Though keep in mind, a financial counteroffer in itself may not be enough to maintain employee satisfaction. More than 50 percent of employees who accept counteroffers change companies within 24 months anyway, according to a Pittsburgh staffing firm survey.

In the more extreme cases, if you believe the employee is disgruntled or has been unhappy for quite sometime, it may be best to let them go. Even if you do decide to make a counteroffer she can’t refuse, it may only serve as a band-aid on the bigger issue. In the end, you just might be delaying the inevitable. Do seek to understand if the issue unique to the employee or indicative of a broader issue that could lead other valuable employees to resign as well.

Ultimately, if your big-picture vision doesn’t align with the employee’s vision, it might be time to say goodbye.

What’s the best solution? Keep employees satisfied so they don’t resign and you don’t have to think about counteroffers at all. To do so, maintain open lines of communication to ensure employees are happy. Use performance reviews to identify areas of growth and offer options. When you keep your ears tuned and your eyes open, it’s pretty easy to notice when good employees are starting to feel dissatisfied.

March 3, 2016 / Toby Dayton

LinkUp Forecasting Decent Job Gains In February

Literally speechless after the results in the GOP race on Super Tuesday, I couldn’t possibly write a coherent blog post. As a result, I’ll simply post charts and graphs of our jobs data for tomorrow’s NFP report for February with minimal commentary.

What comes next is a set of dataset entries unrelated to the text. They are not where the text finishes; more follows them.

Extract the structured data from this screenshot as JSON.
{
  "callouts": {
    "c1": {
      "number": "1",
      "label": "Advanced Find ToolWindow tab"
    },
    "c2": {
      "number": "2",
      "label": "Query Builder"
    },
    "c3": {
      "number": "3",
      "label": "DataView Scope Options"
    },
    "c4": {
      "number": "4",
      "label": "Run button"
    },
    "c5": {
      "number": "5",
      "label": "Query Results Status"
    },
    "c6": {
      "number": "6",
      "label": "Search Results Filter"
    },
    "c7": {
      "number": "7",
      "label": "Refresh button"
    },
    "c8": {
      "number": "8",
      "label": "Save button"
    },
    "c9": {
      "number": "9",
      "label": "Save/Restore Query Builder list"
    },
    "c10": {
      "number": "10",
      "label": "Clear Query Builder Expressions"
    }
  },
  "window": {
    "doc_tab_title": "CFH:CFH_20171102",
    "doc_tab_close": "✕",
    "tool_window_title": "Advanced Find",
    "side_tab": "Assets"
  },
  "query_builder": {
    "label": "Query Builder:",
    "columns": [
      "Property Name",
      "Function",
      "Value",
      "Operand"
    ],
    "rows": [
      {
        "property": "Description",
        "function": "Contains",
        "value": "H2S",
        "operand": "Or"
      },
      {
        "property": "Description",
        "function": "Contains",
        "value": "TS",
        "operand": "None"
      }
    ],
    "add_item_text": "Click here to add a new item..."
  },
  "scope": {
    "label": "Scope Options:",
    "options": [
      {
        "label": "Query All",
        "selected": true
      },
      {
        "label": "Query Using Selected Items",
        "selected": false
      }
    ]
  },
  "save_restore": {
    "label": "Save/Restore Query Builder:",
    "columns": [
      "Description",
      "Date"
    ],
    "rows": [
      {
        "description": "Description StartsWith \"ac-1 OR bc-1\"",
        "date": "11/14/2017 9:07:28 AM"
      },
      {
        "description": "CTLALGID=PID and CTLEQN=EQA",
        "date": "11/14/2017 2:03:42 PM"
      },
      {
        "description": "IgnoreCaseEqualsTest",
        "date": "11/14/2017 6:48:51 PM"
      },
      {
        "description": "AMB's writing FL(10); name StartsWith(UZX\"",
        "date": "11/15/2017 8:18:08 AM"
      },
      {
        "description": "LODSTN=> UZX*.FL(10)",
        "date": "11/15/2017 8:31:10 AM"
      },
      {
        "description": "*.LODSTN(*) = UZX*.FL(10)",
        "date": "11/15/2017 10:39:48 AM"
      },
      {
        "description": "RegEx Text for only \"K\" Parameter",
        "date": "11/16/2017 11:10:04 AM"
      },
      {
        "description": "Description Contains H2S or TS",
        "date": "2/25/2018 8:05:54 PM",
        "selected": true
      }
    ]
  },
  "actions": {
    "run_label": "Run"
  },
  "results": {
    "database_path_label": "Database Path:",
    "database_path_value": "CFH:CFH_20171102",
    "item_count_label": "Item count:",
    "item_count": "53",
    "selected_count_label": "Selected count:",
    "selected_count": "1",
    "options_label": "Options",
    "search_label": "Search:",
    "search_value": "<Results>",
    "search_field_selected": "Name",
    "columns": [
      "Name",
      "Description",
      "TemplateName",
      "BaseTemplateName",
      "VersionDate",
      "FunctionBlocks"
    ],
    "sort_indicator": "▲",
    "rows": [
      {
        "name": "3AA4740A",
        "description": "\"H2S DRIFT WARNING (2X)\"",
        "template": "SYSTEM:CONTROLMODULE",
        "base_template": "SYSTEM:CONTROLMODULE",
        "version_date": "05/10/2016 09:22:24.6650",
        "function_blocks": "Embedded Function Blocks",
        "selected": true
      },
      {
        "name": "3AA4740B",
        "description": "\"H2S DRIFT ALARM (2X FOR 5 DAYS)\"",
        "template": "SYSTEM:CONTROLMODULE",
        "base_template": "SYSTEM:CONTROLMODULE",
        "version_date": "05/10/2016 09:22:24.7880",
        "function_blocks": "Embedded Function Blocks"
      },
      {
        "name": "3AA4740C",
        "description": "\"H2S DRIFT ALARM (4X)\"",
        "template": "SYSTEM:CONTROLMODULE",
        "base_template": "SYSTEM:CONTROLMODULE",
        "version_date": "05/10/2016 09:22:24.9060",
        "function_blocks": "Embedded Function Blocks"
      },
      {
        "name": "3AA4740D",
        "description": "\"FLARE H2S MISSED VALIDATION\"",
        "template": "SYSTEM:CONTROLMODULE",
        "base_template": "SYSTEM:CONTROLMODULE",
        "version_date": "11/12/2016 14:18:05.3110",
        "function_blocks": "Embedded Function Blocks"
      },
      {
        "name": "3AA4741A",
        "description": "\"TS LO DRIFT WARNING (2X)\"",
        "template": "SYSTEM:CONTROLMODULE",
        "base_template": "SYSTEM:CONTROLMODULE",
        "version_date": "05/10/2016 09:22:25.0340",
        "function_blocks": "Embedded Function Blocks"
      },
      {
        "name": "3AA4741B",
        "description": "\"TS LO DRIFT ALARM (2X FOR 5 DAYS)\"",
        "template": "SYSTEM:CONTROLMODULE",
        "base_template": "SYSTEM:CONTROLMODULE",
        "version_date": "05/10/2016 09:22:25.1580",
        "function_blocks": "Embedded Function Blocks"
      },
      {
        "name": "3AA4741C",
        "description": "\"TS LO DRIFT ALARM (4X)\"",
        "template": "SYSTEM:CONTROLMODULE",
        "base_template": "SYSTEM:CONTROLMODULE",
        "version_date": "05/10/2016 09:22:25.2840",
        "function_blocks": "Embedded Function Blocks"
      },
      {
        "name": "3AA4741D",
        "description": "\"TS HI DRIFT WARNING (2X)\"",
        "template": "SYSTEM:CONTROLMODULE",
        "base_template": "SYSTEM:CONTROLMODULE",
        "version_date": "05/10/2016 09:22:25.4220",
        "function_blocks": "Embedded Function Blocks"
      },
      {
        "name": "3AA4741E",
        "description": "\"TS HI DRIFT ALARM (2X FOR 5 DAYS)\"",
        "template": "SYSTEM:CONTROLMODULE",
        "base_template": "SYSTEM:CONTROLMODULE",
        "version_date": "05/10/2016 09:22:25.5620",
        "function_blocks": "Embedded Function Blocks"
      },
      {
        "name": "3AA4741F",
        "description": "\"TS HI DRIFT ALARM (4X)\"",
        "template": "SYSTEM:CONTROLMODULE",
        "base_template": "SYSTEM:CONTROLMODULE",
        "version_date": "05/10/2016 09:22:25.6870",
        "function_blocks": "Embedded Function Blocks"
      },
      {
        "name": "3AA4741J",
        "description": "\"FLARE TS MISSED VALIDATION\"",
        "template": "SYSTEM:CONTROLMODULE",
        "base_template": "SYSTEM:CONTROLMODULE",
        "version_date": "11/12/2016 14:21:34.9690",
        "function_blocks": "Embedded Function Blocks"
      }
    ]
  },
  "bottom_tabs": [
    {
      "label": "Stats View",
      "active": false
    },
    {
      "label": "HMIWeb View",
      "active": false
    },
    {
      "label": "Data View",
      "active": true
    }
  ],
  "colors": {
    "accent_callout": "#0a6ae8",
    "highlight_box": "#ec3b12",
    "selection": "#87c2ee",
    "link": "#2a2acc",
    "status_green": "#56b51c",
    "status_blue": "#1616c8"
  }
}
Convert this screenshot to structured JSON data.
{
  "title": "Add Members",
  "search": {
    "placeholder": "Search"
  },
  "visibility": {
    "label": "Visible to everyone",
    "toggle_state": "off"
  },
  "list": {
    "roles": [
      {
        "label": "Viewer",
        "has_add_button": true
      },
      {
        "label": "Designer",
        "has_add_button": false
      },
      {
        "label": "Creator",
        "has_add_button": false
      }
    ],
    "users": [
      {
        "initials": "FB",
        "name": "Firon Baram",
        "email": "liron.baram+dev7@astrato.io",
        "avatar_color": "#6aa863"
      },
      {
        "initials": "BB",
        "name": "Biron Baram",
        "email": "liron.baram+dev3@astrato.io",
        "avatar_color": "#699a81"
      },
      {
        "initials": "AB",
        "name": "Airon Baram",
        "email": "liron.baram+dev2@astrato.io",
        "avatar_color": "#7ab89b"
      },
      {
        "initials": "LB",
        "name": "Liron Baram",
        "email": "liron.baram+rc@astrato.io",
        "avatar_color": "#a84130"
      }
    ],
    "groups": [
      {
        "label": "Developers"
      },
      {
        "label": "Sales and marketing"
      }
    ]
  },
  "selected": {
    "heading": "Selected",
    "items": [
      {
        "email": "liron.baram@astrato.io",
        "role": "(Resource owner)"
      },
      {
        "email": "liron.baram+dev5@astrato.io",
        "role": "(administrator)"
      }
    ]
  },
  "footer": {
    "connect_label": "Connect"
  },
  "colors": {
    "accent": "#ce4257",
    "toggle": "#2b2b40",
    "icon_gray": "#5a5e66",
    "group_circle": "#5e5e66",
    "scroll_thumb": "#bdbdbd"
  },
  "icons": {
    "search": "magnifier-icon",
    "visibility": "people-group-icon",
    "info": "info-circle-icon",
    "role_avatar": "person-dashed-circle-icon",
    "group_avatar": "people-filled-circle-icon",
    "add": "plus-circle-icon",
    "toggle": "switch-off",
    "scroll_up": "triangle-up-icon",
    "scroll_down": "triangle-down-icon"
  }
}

In February, new and total job postings were essentially flat from January.

Jobs By State Feb 2016


New and total job growth numbers by category were similarly uneventful.


Jobs By Category Feb 2016


In 6 of the past 8 months, job listings on LinkUp have declined from the previous month (and October of last year was barely positive). The month-over-month declines seen in our job search engine (which only indexes jobs from company websites and currently includes approximately 3 million jobs from 50,000 companies) were clearly indicative of weakening labor demand that became increasingly apparent in the latter half of 2015.


LinkUp Job Gains 2015


And because a job opening is the most accurate indicator of a new job being added to the U.S. economy, our data is highly correlated to job growth in future periods.


LinkUp v NFP


The lag time between when a job post appears on LinkUp and when that job shows up in the BLS NFP data ranges between 30-60 days, and we can measure that ‘lag’ using our job duration data. Since August, LinkUp’s Job Duration has risen from 42 days to 56 days in February, indicating declining velocity in hiring across the country.


Job Duration Feb 2016


With the steady increase in Job Duration over the past few months, climbing to nearly 60 days in February, we are basing our February NFP forecast on our December data. With December’s job gains on LinkUp, net job growth in the U.S. in February should come in above BLS numbers for January at 215,000 jobs in February.


Feb 2016 NFP


Our forecast for February is slightly above consensus estimates of roughly 195,000 jobs.




Let’s hope our forecast is as accurate as the forecasts around a Trump drubbing in November.